Ok here we go, husband is 100% TDIU & P&T. Went for a hearing test in 2003 and was rated by the Cleveland Regional Office, SC at 0%. Went for a hearing test today and was told that he had a paper that said he was denied for SC and showed him where he was not rated at all for his hearing. He also had Jim's services records from when he was discharged where it stated that he had significant hearing loss. His hearing tested fine before entering the service. Jim has never seen these records. Now where do you think we should go with this? The guy that gave the hearing test seems to think that Jim should have been SC all of these years for his hearing. Thank you Aimee
I’m 60% SC for ruptured sphincter muscle and 50% SC for mood disorder with a combined of 90%, I’m currently working but, having a difficult time, I want to put in for IU but I’m afraid to quit my job, I need my income with a family of 8, any suggestions? I’m willing to listen. Thanks, Allison
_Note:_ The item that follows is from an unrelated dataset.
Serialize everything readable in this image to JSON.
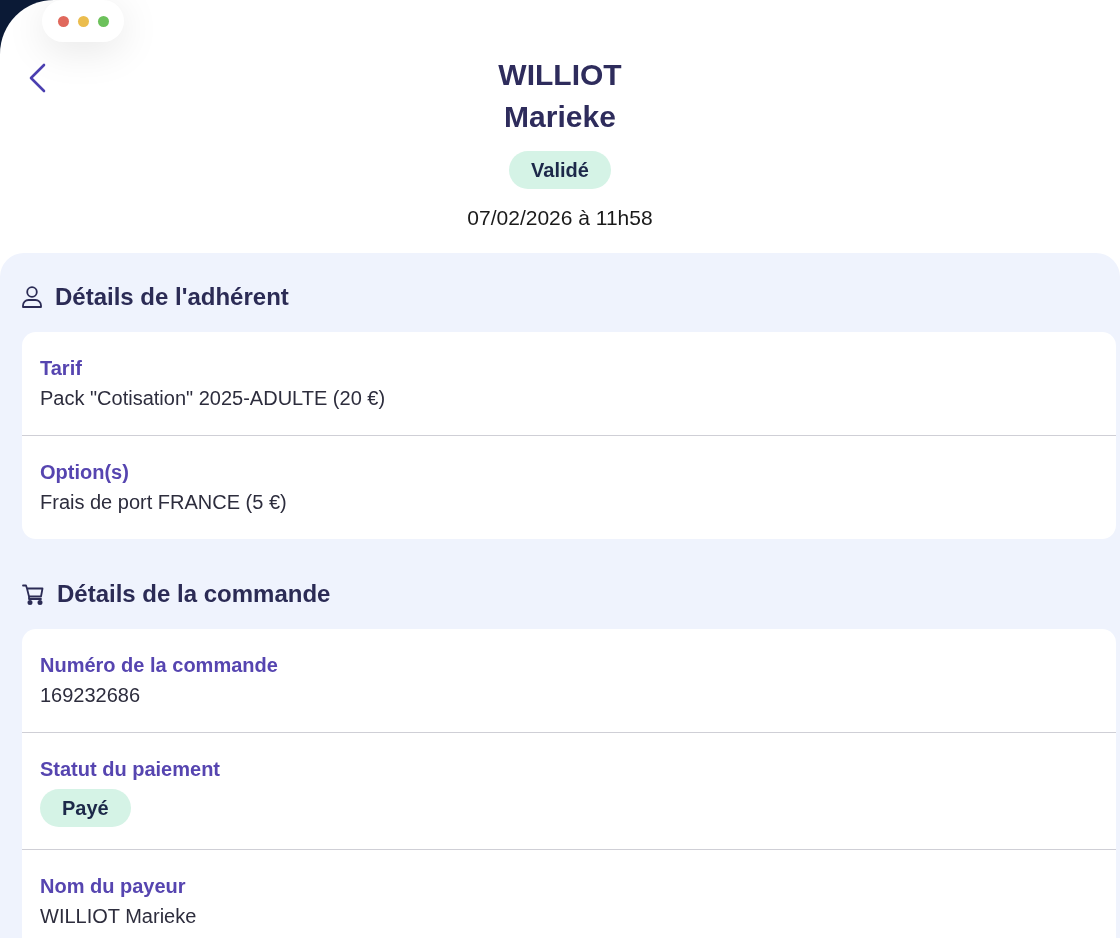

When the spouse of a veteran (lets say- the vet is 100% TDIU from the Gulf War and she also receives SSA) and lets say the husband of this vet is rated as NSC but with total and permanent disability- as I understand it this spouse of a vet - let's say the husband in this case-would be eligible for A & A or Housebound..... both, in essense, are SMC awards---- then the spousal AA and or HB vet is NOT a service connected vet, they are simply a vet's dependent receiving VA comp---- did I get that right? Is the spousal A& A or HB amount simply added to the SC vets dependency award? Or -if not incompetent-does the NSC A & A spouse get the VA comp check? Thank you all!